Can anyone guess that I’m a Bob Dylan fan? I’ve kept the Dylan Watch feature on the left side of my blog for the past three months, and the allure of this artist just keeps getting stronger as I age. If you’re one who can’t stomach someone blathering on about an artist or public figure like they have sole ownership of that figure don’t worry, I’ll spare everybody that. It’s just that I wanted to introduce this next post by drawing attention to the influence of abstract personalities on everyday people, and show, in one detailed example, how this has happened to me.
Sometimes an event can take a person swirling around their very existence and reinforce the theory that linear time is only a man-made invention. The other night I succumbed to yet another new vice called Itunes. This music download website offers thousands of music selections from Bach to The Bonzo Dog Band, which is a good example of how far my musical tastes go in each direction. The biggest problem for me now is not maxing-out my credit card (it’s a scary thing admitting to using your credit card over the internet) downloading obscure concerts by NRBQ and Tom Waits. But the selection beats anything that Borders could even hope to attempt, and to see all that music, at $.99 a song, in one place is just too hard to resist. Yes folks, I’m a consumer sheep.

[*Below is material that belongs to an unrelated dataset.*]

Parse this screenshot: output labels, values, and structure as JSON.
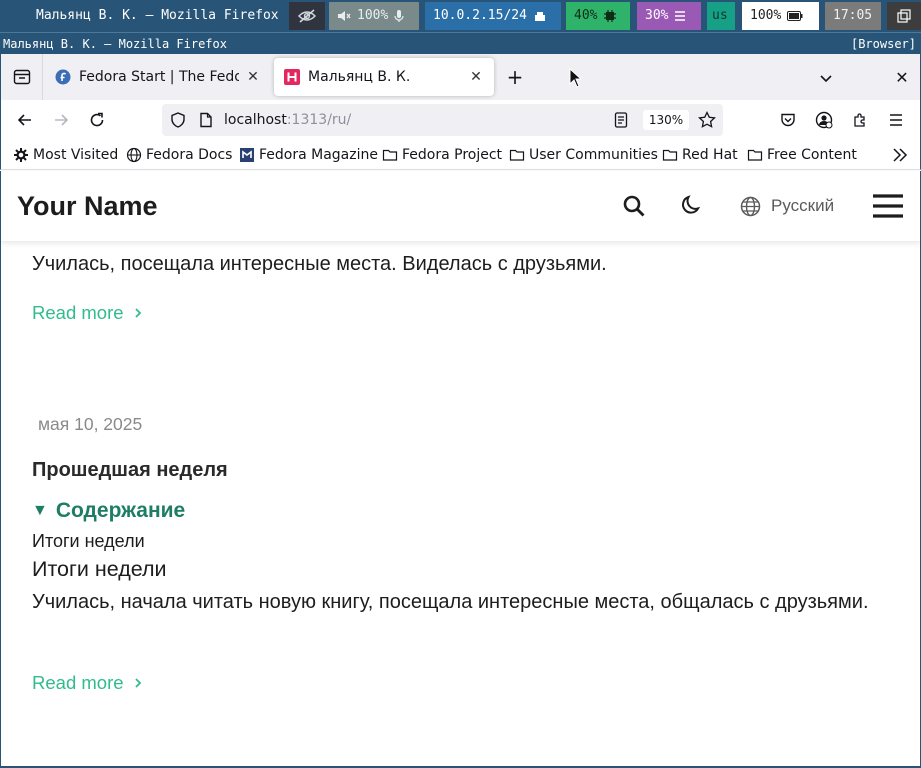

So I had to download the March 27th 1988 Grateful Dead concert in Hampton Virginia that Itunes sneakily offered. They must have known I’d attended this show and the other two in the three-night-run. The set list for that night was brilliant, but I won’t go into the details because eventually I plan to get to the point of this post, and if I get off on a tangent about the Dead we may never get there.
Well let’s just keep moving forward then and see if we can’t get on the right path. The Dead, during this period, were having a close relationship with Bob Dylan. They had toured with him the year before and had learned many of his songs. The Dylan song they played on March 23rd was the famously bombastic put down of an out-of-place square-peg called “Ballad of a Thin Man,” where the narrator sarcastically sneers these lines at the lost intellectual: “something is happening, but you don’t know what it is, do you Mr. Jones?” Bob Weir took the vocals and snidely recited this character assassination with contemptuous brutality that surpasses Dylan’s original. It is a pop-culture monument to “othering.”
When I heard this version the other night so much about my twenties came back to me. Not only was I a “thin man,” back then (oh, for those days), I also felt remarkably clueless and out-of-place in the presence of my peers. I remember listening to this song in a friends dorm-room and not only did I feel as if Dylan were singing about me, I also felt that the other people present were reinforcing his words, showing me up as a phony and a poser. Here is one of Dylan’s more cutting verses:
You've been with the professors
And they've all liked your looks
With great lawyers you have
Discussed lepers and crooks
You've been through all of
F. Scott Fitzgerald's books
You're very well read
It's well known
Because something is happening here
But you don't know what it is
Do you, Mister Jones?
Many may know now that the subject of this song was Jeffery Owen Jones, a film professor. Jones was an intern at Time when he interviewed Dylan in 1965. Presumably Dylan was not impressed. If anyone has seen the interview segment of the film “Don’t Look Back” they know what could happen if Dylan was not impressed. The moral might be never piss off a songwriter, just ask that guy in Alanis Morrisette's song "You Oughta Know."
As for me, the sentiment in “Thin Man,” continued to affect my self-image. I took this insecurity to the Dead show that spring and never felt it so strongly than in the presence of these neo-hipsters. A Dead show could be a great experience, but there were many times when deadheads could be just as elitist and exclusive as the owner of Hollywood hot-spot or a member of an old-money country-club. This was certainly not the rule, but at times I wondered how different this alternative community was to the one they were escaping. They were still hierarchical, judgmental, and a disconcerting amount of them drove late model BMWs. The music always seemed to make up for this though.
The trip to Hampton that year was not an enjoyable one. The general mood, to me, was one of uptight restraint, as frat-boys picked fights with cops who seemed to be at their Southern-redneck worst. The group I was with seemed indifferent to my presence (creating more thin man paranoia) and the first and third night’s concerts plainly sucked. What was worse I was bored, and worried about the classes I was missing in order to be prodded around eastern Virginia to the sound of Jerry Garcia’s rapidly deteriorating voice.
And then, the second night, they played “Ballad of a Thin Man.” I vaguely remember feeling as if insult was being heeped upon injury, and I half expected to have a single spotlight illuminate my skinny frame for the entire song. I don’t know when I’ve ever felt so disillusioned. It was if I was desperately compelled to be there, but at the same time I would have rather been anywhere else. I breathed a sigh of relief when we headed back down to North Carolina.
I can listen to this song now and still feel like an outcast. I suppose I will never lose that insecurity, although I’ve gotten pretty good at telling myself that the outcast stance is a noble and healthy position. But back then I so wanted to belong, even to a group of rich white kids with their parent’s credit cards pretending to be experiencing something “real.” I also know that something is happening and I do know what it is, it just takes some courage and self-respect to understand that.